Dezeen Magazine

Low-carbon 3D-printed clay house Tecla

Tecla house 3D-printed from locally sourced clay

Bologna-based architecture studio Mario Cucinella Architects and 3D printing specialists WASP have collaborated to create a low-carbon housing prototype that is 3D printed using clay.

Named Tecla, a combination of the words technology and clay, the home was designed by Mario Cucinella Architects and was constructed and engineered by Wasp using clay sourced from a nearby riverbed.

The housing prototype has textural walls from its stacked clay form by Mario Cucinella Architects and Wasp
Top: Tecla was made by Mario Cucinella Architects and Wasp. Above: the prototype was printed using 350 layers of clay

Printed in Massa Lombarda, Italy, the home is formed of two connected dome-shaped volumes with a ribbed outer wall that is made up of 350 stacked layers of 3D-printed clay.

The clay is arranged in undulating layers that not only provide structural stability but also to act as a thermal barrier.

Arches lead between the two spaces by Mario Cucinella Architects and Wasp
It is made up of two circular volumes

The prototype was constructed using a multilevelled, modular 3D printer that uses two synchronised arms, each with a 50-square metre printing area that can print modules simultaneously.

By using this technology, housing modules can be built within 200 hours while consuming an average of six kilowatts of energy and reducing typical construction waste almost entirely said the construction team.

The 3D-printed prototypes are fitted with a skylight by Mario Cucinella Architects and Wasp
The prototype has a ribbed exterior

According to the studio, the housing prototype combines ancient building techniques with modern technology to form recyclable, low-carbon, climate-adaptable housing.

"TECLA responds to the increasingly serious climate emergency, to the need for sustainable homes and to the great global issue of the housing emergency that will have to be faced," said Mario Cucinella Architects.

"Particularly in the context of urgent crises generated, for example, by large migrations or natural disasters."

It was constructed using locally sourced clay by Mario Cucinella Architects and Wasp
The home is topped with a skylight

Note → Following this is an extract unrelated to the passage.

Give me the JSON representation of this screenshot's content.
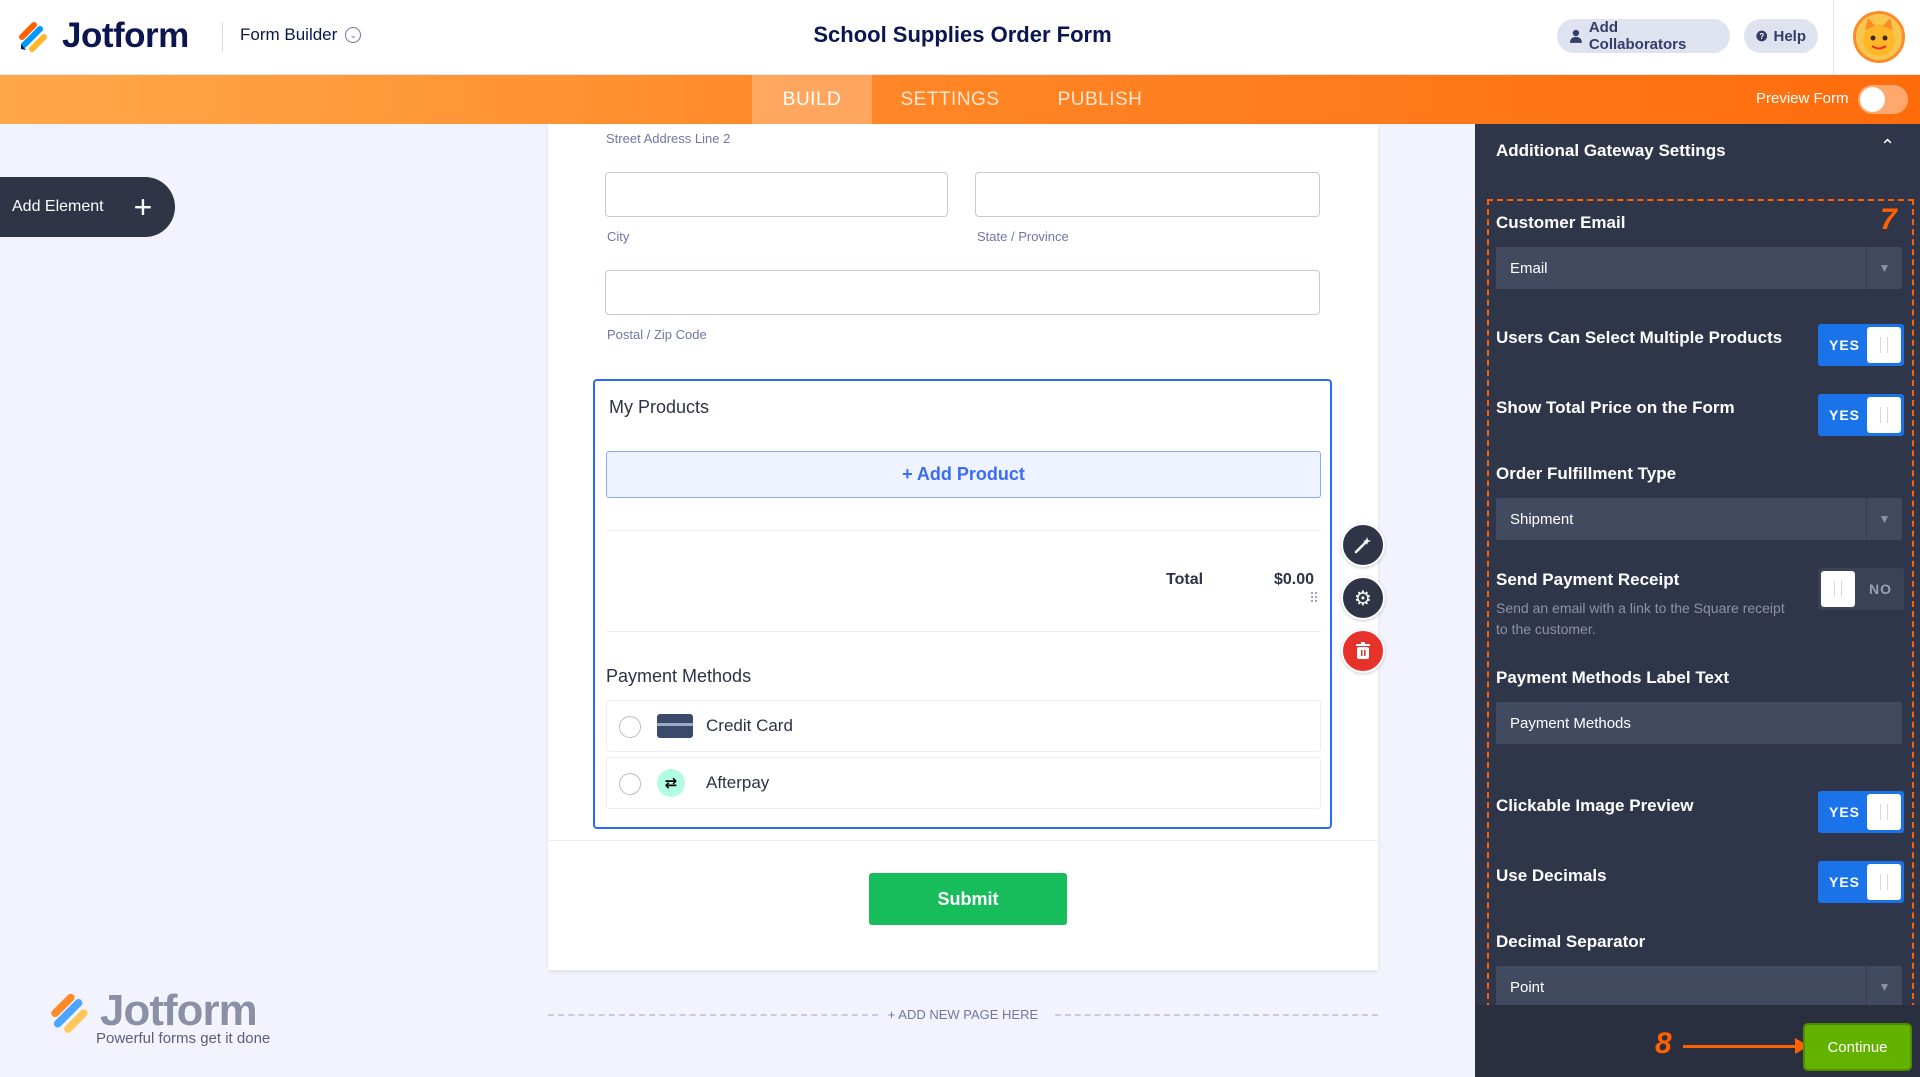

The 60-square-metre structure is 4.2 metres in height and comprises a living space, kitchen and sleeping area and is fitted with services and a circular skylight on its roof.

Although mainly windowless, its entrance is marked by a glazed door within a large lancet arch.

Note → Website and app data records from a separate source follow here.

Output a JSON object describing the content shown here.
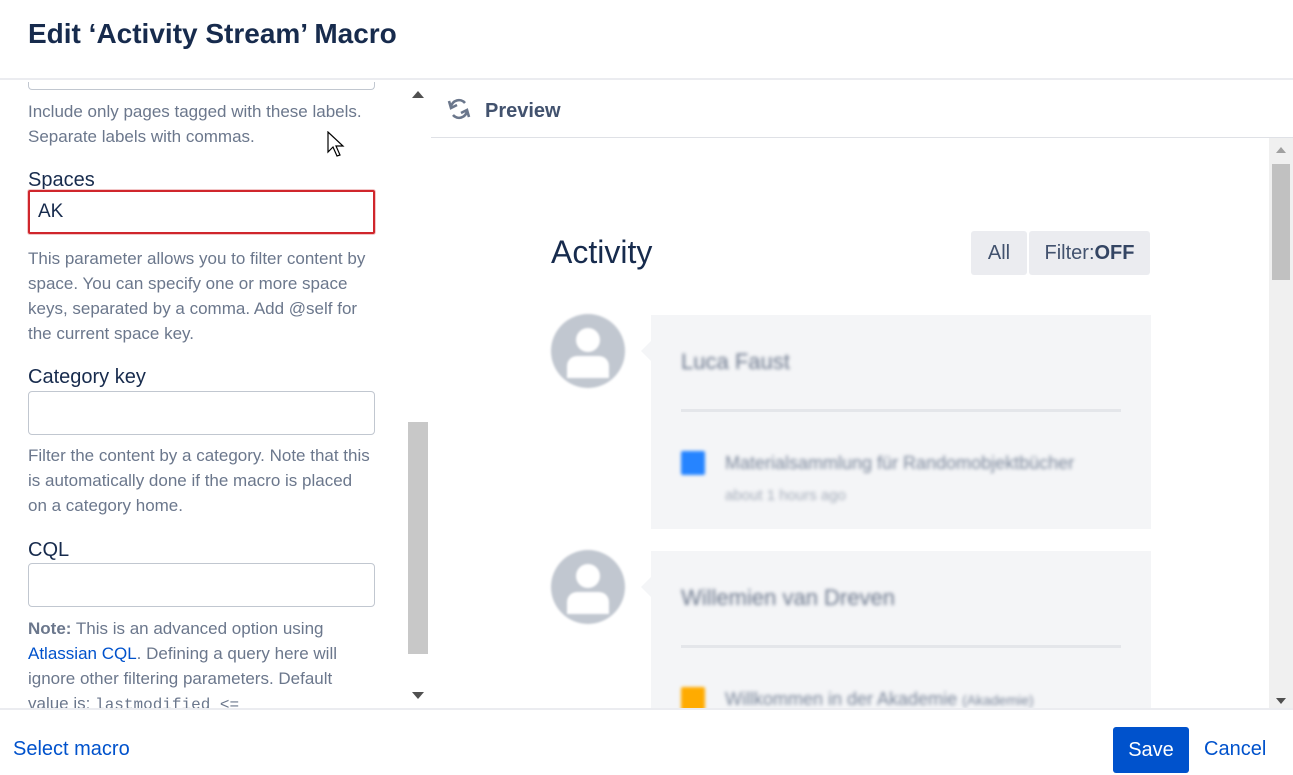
{
  "dialog": {
    "title": "Edit ‘Activity Stream’ Macro"
  },
  "form": {
    "labels_help": "Include only pages tagged with these labels. Separate labels with commas.",
    "spaces": {
      "label": "Spaces",
      "value": "AK",
      "help": "This parameter allows you to filter content by space. You can specify one or more space keys, separated by a comma. Add @self for the current space key."
    },
    "category_key": {
      "label": "Category key",
      "value": "",
      "help": "Filter the content by a category. Note that this is automatically done if the macro is placed on a category home."
    },
    "cql": {
      "label": "CQL",
      "value": "",
      "note_bold": "Note:",
      "note_text_1": " This is an advanced option using ",
      "note_link": "Atlassian CQL",
      "note_text_2": ". Defining a query here will ignore other filtering parameters. Default value is: ",
      "note_code": "lastmodified <="
    }
  },
  "preview": {
    "title": "Preview",
    "activity_title": "Activity",
    "btn_all": "All",
    "btn_filter_prefix": "Filter:",
    "btn_filter_state": "OFF",
    "entries": [
      {
        "name": "Luca Faust",
        "link": "Materialsammlung für Randomobjektbücher",
        "time": "about 1 hours ago",
        "icon_color": "#2684ff"
      },
      {
        "name": "Willemien van Dreven",
        "link": "Willkommen in der Akademie",
        "link_suffix": "(Akademie)",
        "icon_color": "#ffab00"
      }
    ]
  },
  "footer": {
    "select_macro": "Select macro",
    "save": "Save",
    "cancel": "Cancel"
  },
  "colors": {
    "primary": "#0052cc",
    "highlight_border": "#d0262c"
  }
}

It has a glass entrance door by Mario Cucinella Architects and Wasp
A large lancet arch marks the entrance to the housing prototype

On its roof, large circular skylights were fitted within its narrowest point allowing light to enter the space throughout the day.

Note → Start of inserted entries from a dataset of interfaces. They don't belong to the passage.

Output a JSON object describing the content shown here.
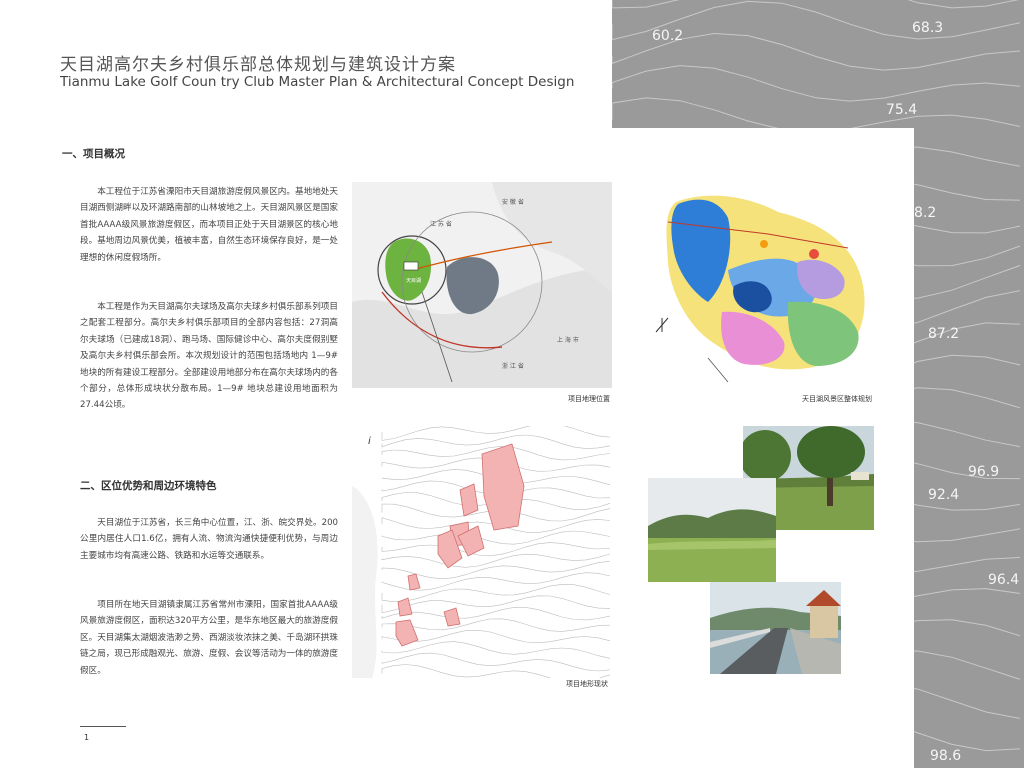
{
  "title": {
    "cn": "天目湖高尔夫乡村俱乐部总体规划与建筑设计方案",
    "en": "Tianmu Lake Golf Coun try Club Master Plan & Architectural Concept Design"
  },
  "sections": [
    {
      "heading": "一、项目概况",
      "paragraphs": [
        "本工程位于江苏省溧阳市天目湖旅游度假风景区内。基地地处天目湖西侧湖畔以及环湖路南部的山林坡地之上。天目湖风景区是国家首批AAAA级风景旅游度假区，而本项目正处于天目湖景区的核心地段。基地周边风景优美，植被丰富，自然生态环境保存良好，是一处理想的休闲度假场所。",
        "本工程是作为天目湖高尔夫球场及高尔夫球乡村俱乐部系列项目之配套工程部分。高尔夫乡村俱乐部项目的全部内容包括：27洞高尔夫球场（已建成18洞）、跑马场、国际健诊中心、高尔夫度假别墅及高尔夫乡村俱乐部会所。本次规划设计的范围包括场地内 1—9# 地块的所有建设工程部分。全部建设用地部分布在高尔夫球场内的各个部分，总体形成块状分散布局。1—9# 地块总建设用地面积为27.44公顷。"
      ]
    },
    {
      "heading": "二、区位优势和周边环境特色",
      "paragraphs": [
        "天目湖位于江苏省，长三角中心位置，江、浙、皖交界处。200公里内居住人口1.6亿，拥有人流、物流沟通快捷便利优势，与周边主要城市均有高速公路、铁路和水运等交通联系。",
        "项目所在地天目湖镇隶属江苏省常州市溧阳，国家首批AAAA级风景旅游度假区，面积达320平方公里，是华东地区最大的旅游度假区。天目湖集太湖烟波浩渺之势、西湖淡妆浓抹之美、千岛湖环拱珠链之局，现已形成融观光、旅游、度假、会议等活动为一体的旅游度假区。"
      ]
    }
  ],
  "figures": {
    "location_map": {
      "caption": "项目地理位置",
      "labels": [
        "江 苏 省",
        "安 徽 省",
        "上 海 市",
        "浙 江 省",
        "天目湖"
      ]
    },
    "scenic_plan": {
      "caption": "天目湖风景区整体规划"
    },
    "terrain_plan": {
      "caption": "项目地形现状"
    },
    "photos": [
      "golf-course-tree-photo",
      "fairway-hills-photo",
      "lakeside-road-pavilion-photo"
    ]
  },
  "contour_elevations": [
    "60.2",
    "68.3",
    "75.4",
    "8.2",
    "87.2",
    "96.9",
    "92.4",
    "96.4",
    "98.6"
  ],
  "page_number": "1",
  "colors": {
    "background_contour": "#9a9a9a",
    "contour_line": "#c8c8c8"
  }
}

Its interior has a similar organic aesthetic as the walls were left bare with a lancet archconnecting the different zones.

Furnishings were also partly printed using locally sourced earth to unite the space and were designed to be reused or recycled to align with the circular values of the prototype.

It was constructed using a 3D-printer with two arms by Mario Cucinella Architects and Wasp
The prototype was developed as a response to climate emergency. Photograph is by Italdron

The geometry of its envelope can be adapted and modified to work with different types of raw earth and respond to a variety of different climatic conditions.

"The aesthetics of this house are the result of a technical and material effort," said Cucinella. "It was not an aesthetic approach only. It is an honest form, a sincere form."

The prototype during construction
The prototypes can be constructed in 200 hours. Photograph is by Italdron

Tecla was developed as part of an eco-sustainability research study that looked to bioclimatic principles and vernacular architecture and construction to produce low-carbon homes.

"TECLA shows that a beautiful, healthy, and sustainable home can be built by a machine, giving the essential information to the local raw material," said Wasp founder, Massimo Moretti.

Scale model of the envelope
Undulating curved layers provide structural stability. Photograph is courtesy of Wasp

"We like to think that TECLA is the beginning of a new story," added Mario Cucinella Architects founder and creative director, Mario Cucinella.

"It would be truly extraordinary to shape the future by transforming this ancient material with the technologies we have available today."

In 2019, WASP used its Crane Wasp 3D printer to create a small home constructed using soil and agricultural waste.

Elsewhere, 3Strands and ICON collaborated to build four 3D-printed homes using disaster-proof concrete.

Photography is by Iago Corazza unless stated otherwise.